Dear Godwin,—Your letter has given me no small degree of pleasure, but I confess it has also given me anxiety. It seems the letter of a man who once thought well of me, but who now finds with regret that he has reason in a great measure to retract his good opinion. It is worse. It seems to me to be written in a tone of melancholy despondency. I don’t know what to think of
it. What a disappointment that you have not said a word of my friends. Not a word of
Louisa [Jones]—not a word of Fanny—not a word of sister Mary, who was so fond of me—nor of Miss Godwin, nor Marshall, nor Dyson, nor Dibbin, nor anybody. Ah, Godwin, you would not have forgot that, had you received my letter from Petersburg, or had you known how nearly I feel my happiness allied to theirs. Are they well? or have they forgot me? or can you think I have forgot them?

“Curse the news—what care I for Egypt? But that was my own thoughtlessness and impertinence. . . .

“I took the route of Livonia, Poland, and Silesia. I passed through Riga, Warsaw, Cracow, Teschen, Olmütz, Brünn, to Vienne. So far from having kept a copious journal; between Petersburg and Warsaw I marked only the days of the month, and the place where I slept each night, when that place had a name and I knew it. Before I reached Warsaw I lost my inkholder—a loss which in the capital of Poland could not be supplied, so that I did not afterwards write another word, but trusted solely to my memory. I regret this. . . .

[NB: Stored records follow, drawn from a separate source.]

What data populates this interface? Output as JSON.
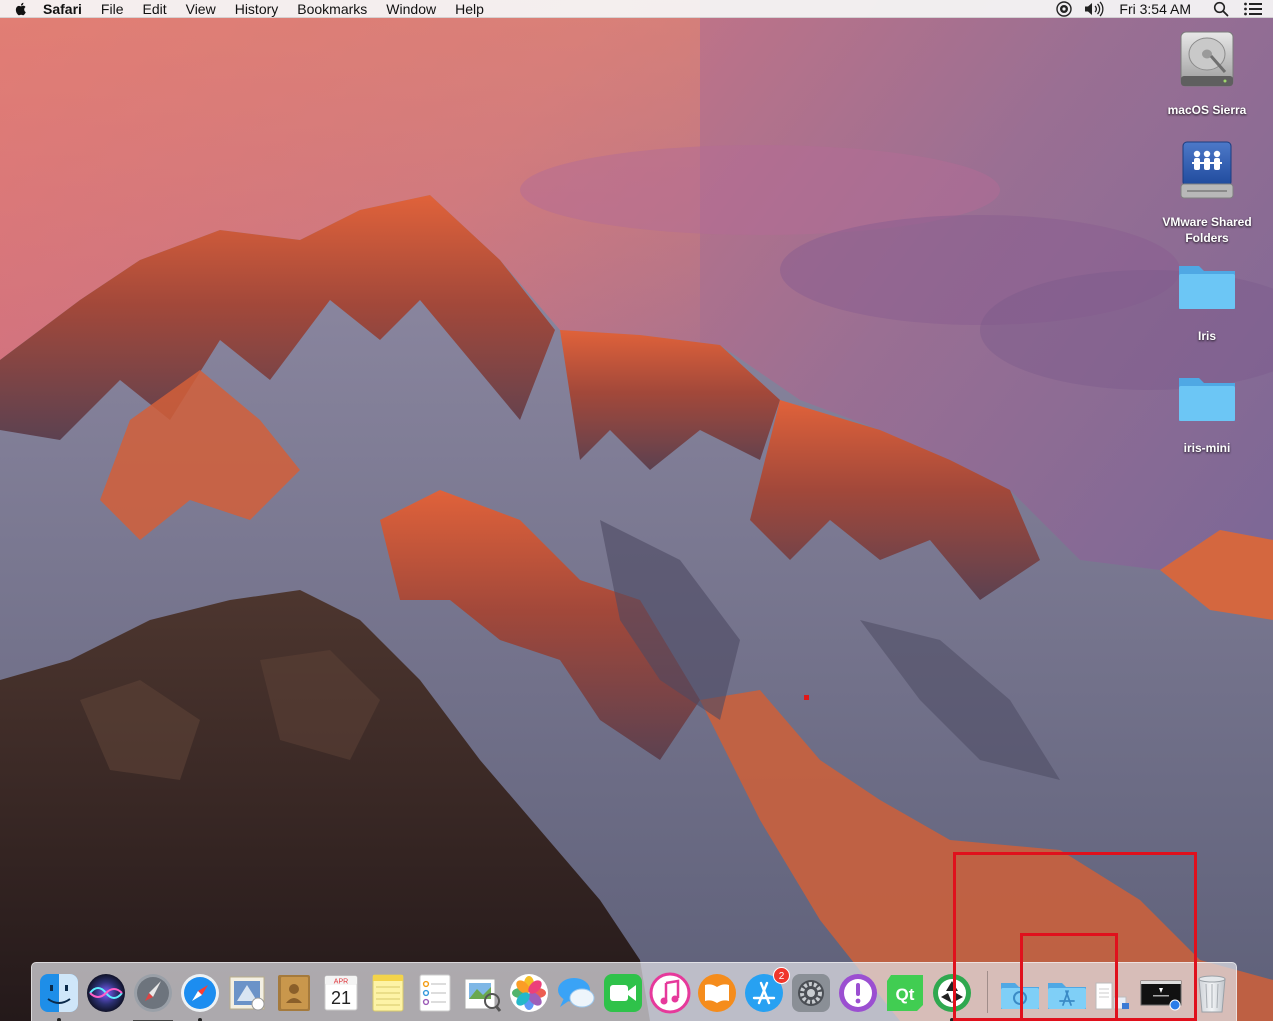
{
  "menubar": {
    "app_name": "Safari",
    "menus": [
      "File",
      "Edit",
      "View",
      "History",
      "Bookmarks",
      "Window",
      "Help"
    ],
    "clock": "Fri 3:54 AM",
    "status_icons": [
      "screen-recording-icon",
      "volume-icon",
      "spotlight-search-icon",
      "notification-center-icon"
    ]
  },
  "desktop": {
    "icons": [
      {
        "label": "macOS Sierra",
        "icon": "hard-drive-icon"
      },
      {
        "label": "VMware Shared Folders",
        "icon": "network-drive-icon"
      },
      {
        "label": "Iris",
        "icon": "folder-icon"
      },
      {
        "label": "iris-mini",
        "icon": "folder-icon"
      }
    ]
  },
  "dock": {
    "apps": [
      {
        "name": "Finder",
        "icon": "finder-icon",
        "running": true
      },
      {
        "name": "Siri",
        "icon": "siri-icon",
        "running": false
      },
      {
        "name": "Launchpad",
        "icon": "launchpad-icon",
        "running": false
      },
      {
        "name": "Safari",
        "icon": "safari-icon",
        "running": true
      },
      {
        "name": "Mail",
        "icon": "mail-icon",
        "running": false
      },
      {
        "name": "Contacts",
        "icon": "contacts-icon",
        "running": false
      },
      {
        "name": "Calendar",
        "icon": "calendar-icon",
        "running": false,
        "month": "APR",
        "day": "21"
      },
      {
        "name": "Notes",
        "icon": "notes-icon",
        "running": false
      },
      {
        "name": "Reminders",
        "icon": "reminders-icon",
        "running": false
      },
      {
        "name": "Preview",
        "icon": "preview-icon",
        "running": false
      },
      {
        "name": "Photos",
        "icon": "photos-icon",
        "running": false
      },
      {
        "name": "Messages",
        "icon": "messages-icon",
        "running": false
      },
      {
        "name": "FaceTime",
        "icon": "facetime-icon",
        "running": false
      },
      {
        "name": "iTunes",
        "icon": "itunes-icon",
        "running": false
      },
      {
        "name": "iBooks",
        "icon": "ibooks-icon",
        "running": false
      },
      {
        "name": "App Store",
        "icon": "app-store-icon",
        "running": false,
        "badge": "2"
      },
      {
        "name": "System Preferences",
        "icon": "system-preferences-icon",
        "running": false
      },
      {
        "name": "Feedback Assistant",
        "icon": "feedback-assistant-icon",
        "running": false
      },
      {
        "name": "Qt Creator",
        "icon": "qt-creator-icon",
        "running": false,
        "label": "Qt"
      },
      {
        "name": "Screenshot App",
        "icon": "aperture-icon",
        "running": true
      }
    ],
    "right_items": [
      {
        "name": "Downloads",
        "icon": "downloads-stack-icon"
      },
      {
        "name": "Applications",
        "icon": "applications-folder-icon"
      },
      {
        "name": "Documents",
        "icon": "documents-stack-icon"
      },
      {
        "name": "Screenshot",
        "icon": "screenshot-stack-icon"
      },
      {
        "name": "Trash",
        "icon": "trash-icon"
      }
    ]
  },
  "colors": {
    "annotation_red": "#e0101c",
    "folder_blue": "#6cc6f5"
  }
}
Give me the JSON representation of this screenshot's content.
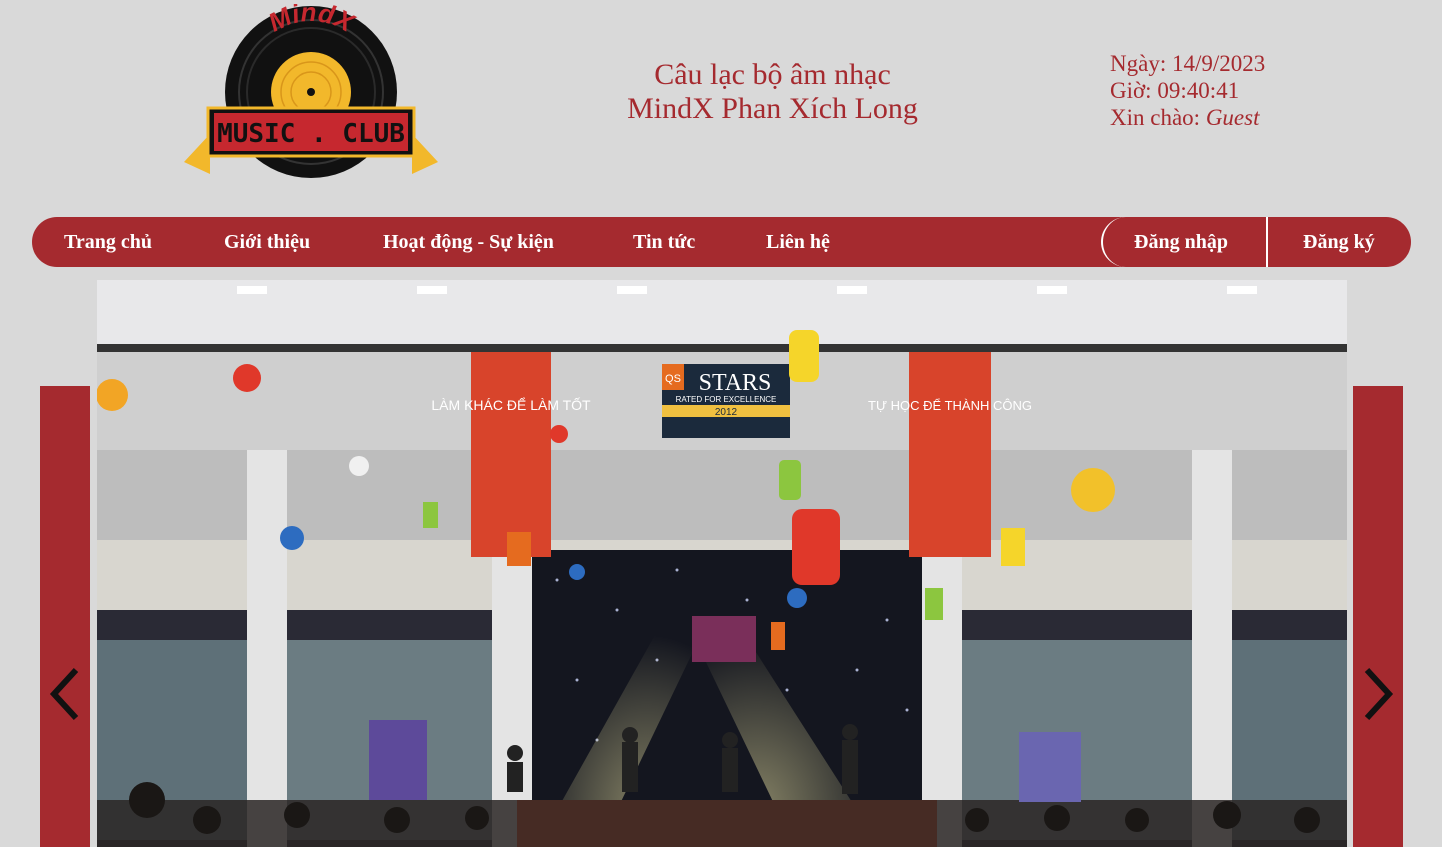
{
  "header": {
    "logo": {
      "arc_text": "MindX",
      "banner_text": "MUSIC . CLUB"
    },
    "title_line1": "Câu lạc bộ âm nhạc",
    "title_line2": "MindX Phan Xích Long",
    "date_label": "Ngày:",
    "date_value": "14/9/2023",
    "time_label": "Giờ:",
    "time_value": "09:40:41",
    "greeting_label": "Xin chào:",
    "greeting_user": "Guest"
  },
  "nav": {
    "items": [
      {
        "label": "Trang chủ"
      },
      {
        "label": "Giới thiệu"
      },
      {
        "label": "Hoạt động - Sự kiện"
      },
      {
        "label": "Tin tức"
      },
      {
        "label": "Liên hệ"
      }
    ],
    "login": "Đăng nhập",
    "register": "Đăng ký"
  },
  "slider": {
    "prev_icon": "chevron-left-icon",
    "next_icon": "chevron-right-icon",
    "photo": {
      "banner_left": "LÀM KHÁC ĐỂ LÀM TỐT",
      "banner_right": "TỰ HỌC ĐỂ THÀNH CÔNG",
      "qs_prefix": "QS",
      "qs_title": "STARS",
      "qs_sub": "RATED FOR EXCELLENCE",
      "qs_year": "2012"
    }
  },
  "colors": {
    "accent": "#a52a2f",
    "background": "#d9d9d9",
    "gold": "#f2b82b"
  }
}
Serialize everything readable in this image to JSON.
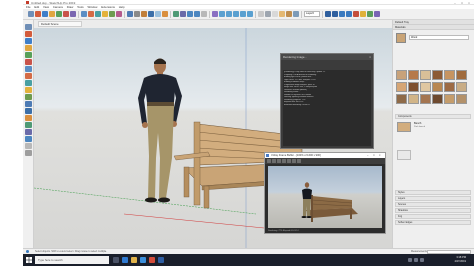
{
  "window": {
    "title": "Untitled.skp - SketchUp Pro 2019"
  },
  "menubar": [
    "File",
    "Edit",
    "View",
    "Camera",
    "Draw",
    "Tools",
    "Window",
    "Extensions",
    "Help"
  ],
  "toolbar": {
    "layer_select": "Layer0",
    "style_select": "Default"
  },
  "scene_tab": {
    "label": "Default Scene"
  },
  "render_log": {
    "title": "Rendering Image...",
    "close_label": "×",
    "lines": [
      "[Rendering] V-Ray Next for SketchUp, update 1.1",
      "Preparing CUDA devices for rendering",
      "Building light cache, please wait...",
      "Light cache: 25.5 MB, Samples: 1524",
      "Building irradiance map...",
      "Progressive image sampler: pass 14",
      "Image size 1600 x 900, 2 samples/pixel",
      "Denoiser: enabled (default)",
      "Rendering frame...",
      "Number of raycasts: 48.2 million",
      "Warning: ignoring invisible material",
      "Rendering progress: 72%",
      "Elapsed time: 00:01:14",
      "Estimated remaining: 00:00:29"
    ]
  },
  "frame_buffer": {
    "title": "V-Ray Frame Buffer - [100% of 1600 x 900]",
    "minimize": "–",
    "maximize": "□",
    "close": "×",
    "status": "Rendering: 72%  Elapsed 00:01:14"
  },
  "tray": {
    "default_tray": "Default Tray",
    "materials_header": "Materials",
    "materials_select": "Wood",
    "components_header": "Components",
    "component_name": "Bench",
    "component_desc": "Park bench",
    "styles_header": "Styles",
    "layers_header": "Layers",
    "scenes_header": "Scenes",
    "shadows_header": "Shadows",
    "fog_header": "Fog",
    "soften_header": "Soften Edges"
  },
  "statusbar": {
    "hint": "Select objects. Shift to extend select. Drag mouse to select multiple.",
    "measurements_label": "Measurements"
  },
  "taskbar": {
    "search_placeholder": "Type here to search",
    "time": "3:18 PM",
    "date": "4/27/2019"
  },
  "colors": {
    "accent_vray": "#4a7cc7",
    "sketchup_red": "#c43d2a",
    "taskbar": "#1a1f2b"
  }
}
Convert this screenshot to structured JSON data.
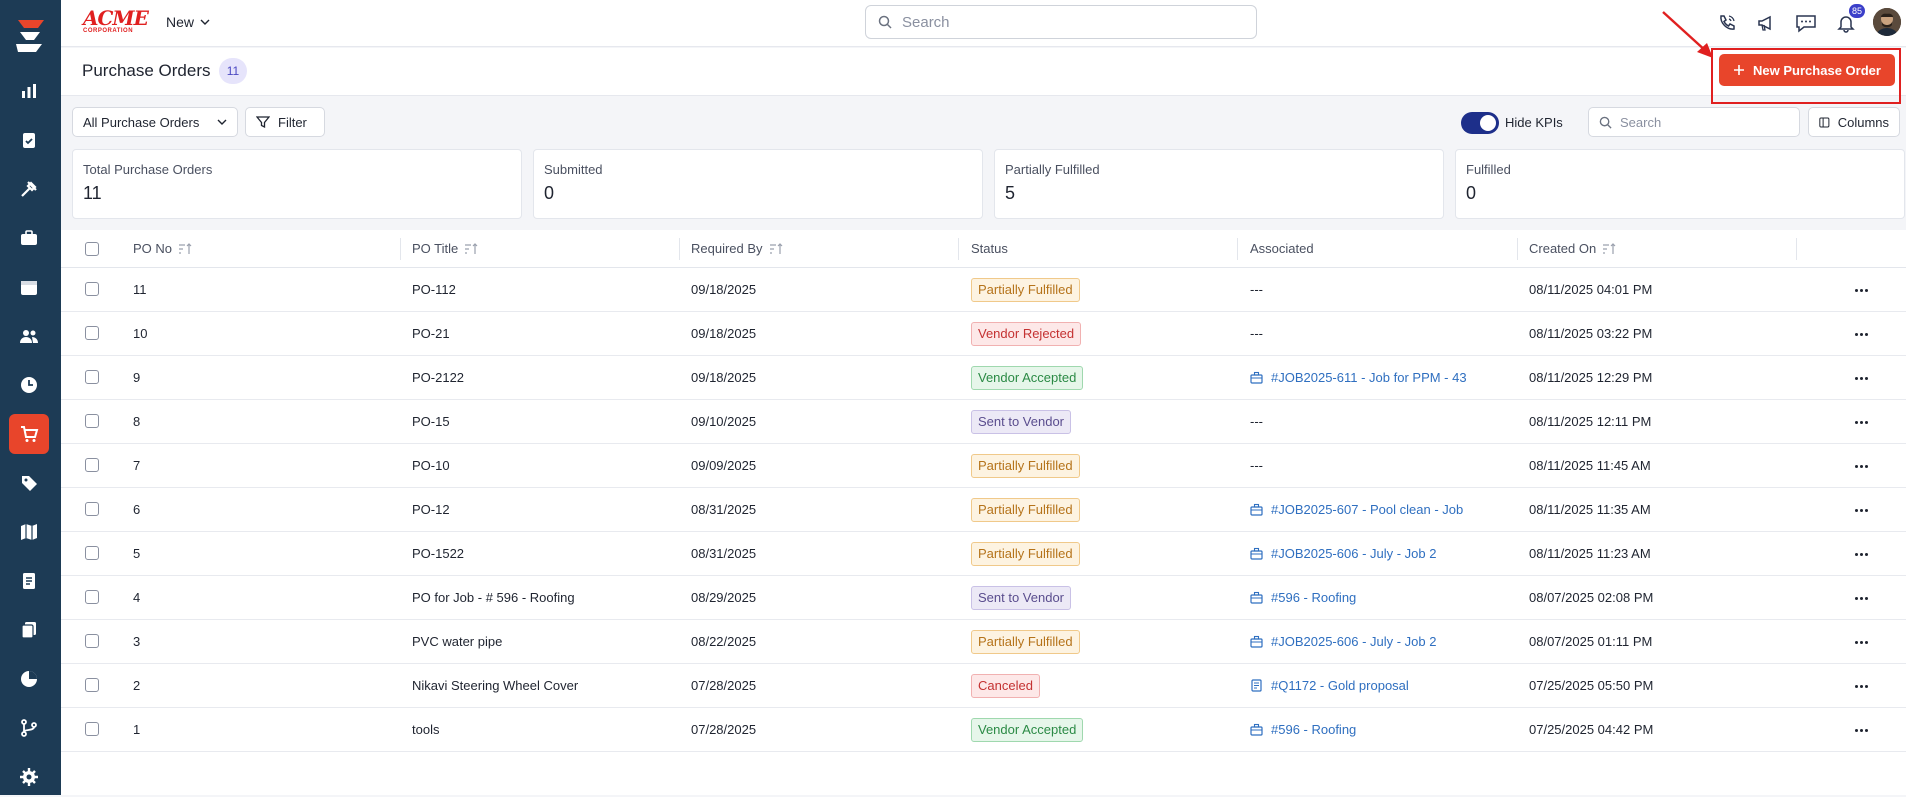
{
  "header": {
    "brand": "ACME",
    "brand_sub": "CORPORATION",
    "new_label": "New",
    "search_placeholder": "Search",
    "notification_count": "85"
  },
  "page": {
    "title": "Purchase Orders",
    "count": "11",
    "new_button_label": "New Purchase Order"
  },
  "toolbar": {
    "view_label": "All Purchase Orders",
    "filter_label": "Filter",
    "hide_kpis_label": "Hide KPIs",
    "search_placeholder": "Search",
    "columns_label": "Columns"
  },
  "kpis": [
    {
      "label": "Total Purchase Orders",
      "value": "11"
    },
    {
      "label": "Submitted",
      "value": "0"
    },
    {
      "label": "Partially Fulfilled",
      "value": "5"
    },
    {
      "label": "Fulfilled",
      "value": "0"
    }
  ],
  "table": {
    "columns": [
      "PO No",
      "PO Title",
      "Required By",
      "Status",
      "Associated",
      "Created On"
    ],
    "rows": [
      {
        "no": "11",
        "title": "PO-112",
        "required": "09/18/2025",
        "status": "Partially Fulfilled",
        "assoc": "---",
        "created": "08/11/2025 04:01 PM"
      },
      {
        "no": "10",
        "title": "PO-21",
        "required": "09/18/2025",
        "status": "Vendor Rejected",
        "assoc": "---",
        "created": "08/11/2025 03:22 PM"
      },
      {
        "no": "9",
        "title": "PO-2122",
        "required": "09/18/2025",
        "status": "Vendor Accepted",
        "assoc": "#JOB2025-611 - Job for PPM - 43",
        "created": "08/11/2025 12:29 PM"
      },
      {
        "no": "8",
        "title": "PO-15",
        "required": "09/10/2025",
        "status": "Sent to Vendor",
        "assoc": "---",
        "created": "08/11/2025 12:11 PM"
      },
      {
        "no": "7",
        "title": "PO-10",
        "required": "09/09/2025",
        "status": "Partially Fulfilled",
        "assoc": "---",
        "created": "08/11/2025 11:45 AM"
      },
      {
        "no": "6",
        "title": "PO-12",
        "required": "08/31/2025",
        "status": "Partially Fulfilled",
        "assoc": "#JOB2025-607 - Pool clean - Job",
        "created": "08/11/2025 11:35 AM"
      },
      {
        "no": "5",
        "title": "PO-1522",
        "required": "08/31/2025",
        "status": "Partially Fulfilled",
        "assoc": "#JOB2025-606 - July - Job 2",
        "created": "08/11/2025 11:23 AM"
      },
      {
        "no": "4",
        "title": "PO for Job - # 596 - Roofing",
        "required": "08/29/2025",
        "status": "Sent to Vendor",
        "assoc": "#596 - Roofing",
        "created": "08/07/2025 02:08 PM"
      },
      {
        "no": "3",
        "title": "PVC water pipe",
        "required": "08/22/2025",
        "status": "Partially Fulfilled",
        "assoc": "#JOB2025-606 - July - Job 2",
        "created": "08/07/2025 01:11 PM"
      },
      {
        "no": "2",
        "title": "Nikavi Steering Wheel Cover",
        "required": "07/28/2025",
        "status": "Canceled",
        "assoc": "#Q1172 - Gold proposal",
        "created": "07/25/2025 05:50 PM"
      },
      {
        "no": "1",
        "title": "tools",
        "required": "07/28/2025",
        "status": "Vendor Accepted",
        "assoc": "#596 - Roofing",
        "created": "07/25/2025 04:42 PM"
      }
    ]
  },
  "colors": {
    "sidebar": "#1d3b55",
    "accent": "#e8452b",
    "toggle": "#1d2f8a",
    "link": "#2f6fc0"
  }
}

“I am quite of your opinion that it would be better to visit countries which are not traversed every day. Hungary, however, I scarcely expect to see, or any part of the Emperor’s dominions, so difficult is it to procure admittance, and so closely are you watched when admitted. . . . Fortune, indeed, has not smiled upon my early youth, and my infant years have been years of misery; but among the few happy periods of my life I shall ever rank the time I spent in walking through Poland. And yet I met with nothing there to make me happy; the generality of young men in my situation would have considered their condition as most desperate and deplorable. My happiness was founded in hope, and in thinking of the Polygon. . . .”